Pages (from-to)123-130
Number of pages8
JournalPublic Health
Early online date23 May 2019
Publication statusPublished - 1 Jun 2019


Objective: Smokers who access free National Health Service (NHS) Stop Smoking Services (SSS) in the UK are four times more likely to stop smoking, yet uptake of the services has been in decline in recent years. Evidence was collated to explore the beliefs of smokers, ex-smokers and Stop Smoking Advisors (SSAs) about SSS and the barriers and facilitators to access. Study design: Mixed-methods design including i) a search of the literature; ii) a cross-sectional online questionnaire completed by 38 smokers and ex-smokers; and iii) semistructured interviews with 5 SSAs. Methods: PubMed, Web of Science, Scopus, Prospero and the NIHR Portfolio were searched in October 2017 to identify relevant studies. Smokers and ex-smokers were recruited to the online questionnaire via Public Health websites and social media in Warwickshire. SSAs identified via Public Health Warwickshire were invited to take part in an interview conducted over the telephone. Findings were collated and analysed using the COM-B (‘Capability’, ‘Opportunity’, ‘Motivation’ and ‘Behaviour’) model framework. Results: A range of practical and psychological or belief-based barriers and facilitators to accessing SSS were identified within all the components of the COM-B model, aside from physical capability, for example; ‘Psychological capability’, such as lack of understanding about what the service offers; ‘Reflective motivation’, such as lack of confidence in service efficacy; and ‘Social opportunity’, such as recommendations from healthcare professionals to attend. Suggestions and consideration on how future tobacco control intervention and public health messages can address these components are reported. Conclusions: Public health interventions and campaigns may benefit from focussing on addressing the well-known perceived barriers and facilitators smokers experience, in particular focussing on the components of the COM-B that have been identified as being important to increase the uptake of SSS.
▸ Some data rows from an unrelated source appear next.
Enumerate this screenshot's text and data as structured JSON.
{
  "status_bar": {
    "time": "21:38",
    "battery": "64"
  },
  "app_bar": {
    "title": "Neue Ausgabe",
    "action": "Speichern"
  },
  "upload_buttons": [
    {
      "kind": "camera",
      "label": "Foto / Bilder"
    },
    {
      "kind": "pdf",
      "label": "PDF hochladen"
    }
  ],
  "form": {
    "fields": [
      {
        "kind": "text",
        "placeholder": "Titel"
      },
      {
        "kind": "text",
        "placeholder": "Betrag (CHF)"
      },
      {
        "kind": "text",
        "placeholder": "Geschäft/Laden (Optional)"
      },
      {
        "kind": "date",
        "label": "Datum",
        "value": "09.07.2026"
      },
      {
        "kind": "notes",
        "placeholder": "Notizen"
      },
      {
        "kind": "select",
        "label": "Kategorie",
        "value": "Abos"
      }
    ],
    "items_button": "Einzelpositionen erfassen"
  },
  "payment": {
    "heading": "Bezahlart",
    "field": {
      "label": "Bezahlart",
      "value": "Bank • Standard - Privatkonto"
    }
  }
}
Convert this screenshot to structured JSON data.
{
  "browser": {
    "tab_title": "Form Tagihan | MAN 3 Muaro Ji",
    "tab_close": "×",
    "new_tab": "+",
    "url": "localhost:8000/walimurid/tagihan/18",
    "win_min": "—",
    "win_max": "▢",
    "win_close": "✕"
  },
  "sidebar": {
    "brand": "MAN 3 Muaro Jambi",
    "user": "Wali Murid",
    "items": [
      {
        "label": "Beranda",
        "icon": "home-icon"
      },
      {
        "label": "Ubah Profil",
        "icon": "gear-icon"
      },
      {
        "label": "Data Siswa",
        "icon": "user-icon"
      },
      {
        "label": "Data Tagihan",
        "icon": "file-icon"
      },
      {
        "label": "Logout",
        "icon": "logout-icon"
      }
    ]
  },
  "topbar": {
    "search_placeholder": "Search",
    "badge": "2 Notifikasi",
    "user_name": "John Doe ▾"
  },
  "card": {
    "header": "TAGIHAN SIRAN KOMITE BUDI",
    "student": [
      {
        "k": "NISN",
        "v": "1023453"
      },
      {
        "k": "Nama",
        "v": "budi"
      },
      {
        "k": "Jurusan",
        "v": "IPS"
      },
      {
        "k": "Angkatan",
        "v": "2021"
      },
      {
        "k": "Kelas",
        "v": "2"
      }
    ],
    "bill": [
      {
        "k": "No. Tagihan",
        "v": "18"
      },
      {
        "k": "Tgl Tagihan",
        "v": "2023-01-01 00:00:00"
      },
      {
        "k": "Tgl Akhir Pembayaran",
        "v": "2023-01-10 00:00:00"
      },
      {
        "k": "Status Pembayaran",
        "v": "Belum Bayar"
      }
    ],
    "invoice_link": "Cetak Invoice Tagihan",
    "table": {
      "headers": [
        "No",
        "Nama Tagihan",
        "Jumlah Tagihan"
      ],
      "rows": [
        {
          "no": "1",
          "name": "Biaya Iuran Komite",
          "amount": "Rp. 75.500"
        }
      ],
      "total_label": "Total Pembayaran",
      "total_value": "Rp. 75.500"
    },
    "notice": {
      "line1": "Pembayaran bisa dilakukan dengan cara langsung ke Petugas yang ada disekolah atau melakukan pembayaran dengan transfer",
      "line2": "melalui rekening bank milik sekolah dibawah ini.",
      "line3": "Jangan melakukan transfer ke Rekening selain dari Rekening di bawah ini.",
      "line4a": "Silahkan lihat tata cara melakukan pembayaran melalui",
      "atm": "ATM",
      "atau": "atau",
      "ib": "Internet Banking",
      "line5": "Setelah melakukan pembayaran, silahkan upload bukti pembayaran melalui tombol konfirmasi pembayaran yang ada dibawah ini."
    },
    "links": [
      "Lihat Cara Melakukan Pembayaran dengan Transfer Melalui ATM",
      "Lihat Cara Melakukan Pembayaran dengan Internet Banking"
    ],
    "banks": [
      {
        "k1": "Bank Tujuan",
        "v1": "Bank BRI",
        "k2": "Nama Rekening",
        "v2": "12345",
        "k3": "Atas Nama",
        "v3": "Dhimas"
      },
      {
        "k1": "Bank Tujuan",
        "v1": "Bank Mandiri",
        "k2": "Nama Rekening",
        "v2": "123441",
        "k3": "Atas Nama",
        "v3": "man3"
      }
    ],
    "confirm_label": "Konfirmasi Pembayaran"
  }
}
© 2019 Published by Elsevier Ltd on behalf of The Royal Society for Public Health.

ID: 17703480